Immigration fears spark political firestorm in UK
London • They’re portrayed as pickpockets who will steal British jobs. There are predictions they will beg, the unruly young ones will stir up riots, and some will even try to sell babies.
For months, Britain’s tabloids have repeatedly warned of the horrors they believe will ensue after Jan. 1, when work restrictions will be lifted across the European Union for migrants from Romania and Bulgaria — two of the trading bloc’s newest members. Those changes, the papers claim, will unleash a mass exodus of the poor and unemployed from the two eastern European countries to Britain.
"In January, the only thing left will be the goat," a Daily Mail headline proclaimed, referring to a remote Romanian village where, the paper claimed, everyone was preparing to move to Britain for the higher wages and generous welfare benefits.
"We’re importing a crime wave from Romania and Bulgaria," another headline declared, quoting a Conservative lawmaker who told Parliament that most pickpockets on British streets hail from Romania.
The alarming stories about a possible Romanian and Bulgarian influx, and a government scramble to tighten welfare rules, are part of the latest chapter in an increasingly bitter debate about Britain’s immigration policies and its uneasy relationship with the EU. Right-wing politicians have won over voters by arguing that foreigners, particularly eastern Europeans, are flooding Britain’s job market with cheap labor and exploiting the country’s benefits system.

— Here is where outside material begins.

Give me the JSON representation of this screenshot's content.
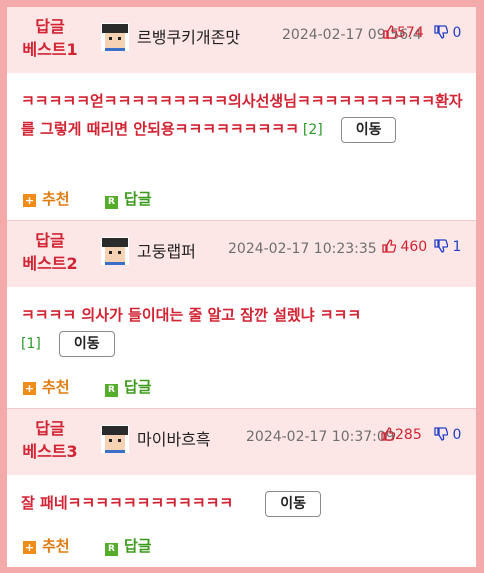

The upstart UK Independence Party, known as UKIP, has seized on the anti-immigration mood to undermine support for the Conservative Party led by Prime Minister David Cameron. In response, Cameron has recently stepped up his rhetoric on immigration and rushed to impose curbs on the ability of new migrants to claim state benefits.
He also angered fellow EU leaders when he challenged the established concept that there should be a free movement of workers throughout the economic bloc, arguing that it should be amended to stop mass migrations from poorer to richer member states.
"The politicians are doing it for popularity," said Father Silviu Petre Pufulete, a priest at a Romanian Orthodox Church in London. "It’s been unfair to the Romanians and it’s just been blown out of all proportion."
How big exactly is the potential problem?
Romania and Bulgaria joined the EU in 2007 and more than 100,000 migrants from the two countries already work in Britain, albeit under work restrictions that limit their access to jobs and state benefits like health care.
The work restrictions use quotas to limit the number of low-skilled Romanians and Bulgarians who can take jobs in Britain and requires them to obtain a "worker authorization document" before taking a position. Those who work without proper papers, and employers who hire them, face fines and prosecution.
Those restrictions — similar to those in place in several other EU countries — will be lifted Jan. 1, giving Romanians and Bulgarians the same rights as other EU nationals to live and seek work freely across Europe.
Britain is bound by EU regulations to let the migrants work, and is powerless to extend the restrictions. That feeds frustration among those who feel Britain has given too much power to bureaucrats in Brussels. The turbulence comes as Cameron has promised a nationwide referendum on Britain’s continued membership in the EU if his party wins the next general election in 2015.
The relaxation of work rules has become a hot button issue in Britain, but has not provoked similar passions in Germany, France and other European countries, despite occasional tensions over the large number of migrants and complaints that the new arrivals are linked to a rise in street crime in major cities like Paris.
Nobody knows how many Romanians and Bulgarians will actually come to Britain, and the government has refused to provide an official estimate. But many Britons believe that the migrants will choose Britain over other EU members because it is seen to be a generous welfare state.
"The biggest issue is that some see Britain as a soft touch," said Victoria Honeyman, a politics lecturer at the University of Leeds. "They assume people will want to come here because they’ll get an easy ride here."
Much of the anxiety can be blamed on the British experience in 2004, when Poland and other former communist countries joined the EU. Officials had mistakenly estimated that several thousand would come, but more than 1 million Poles moved to Britain.
Arguments that the influx of Polish workers has helped Britain’s economy have not calmed worries of a second wave of eastern invasion, especially now that the British economy is much weaker than it was a decade ago.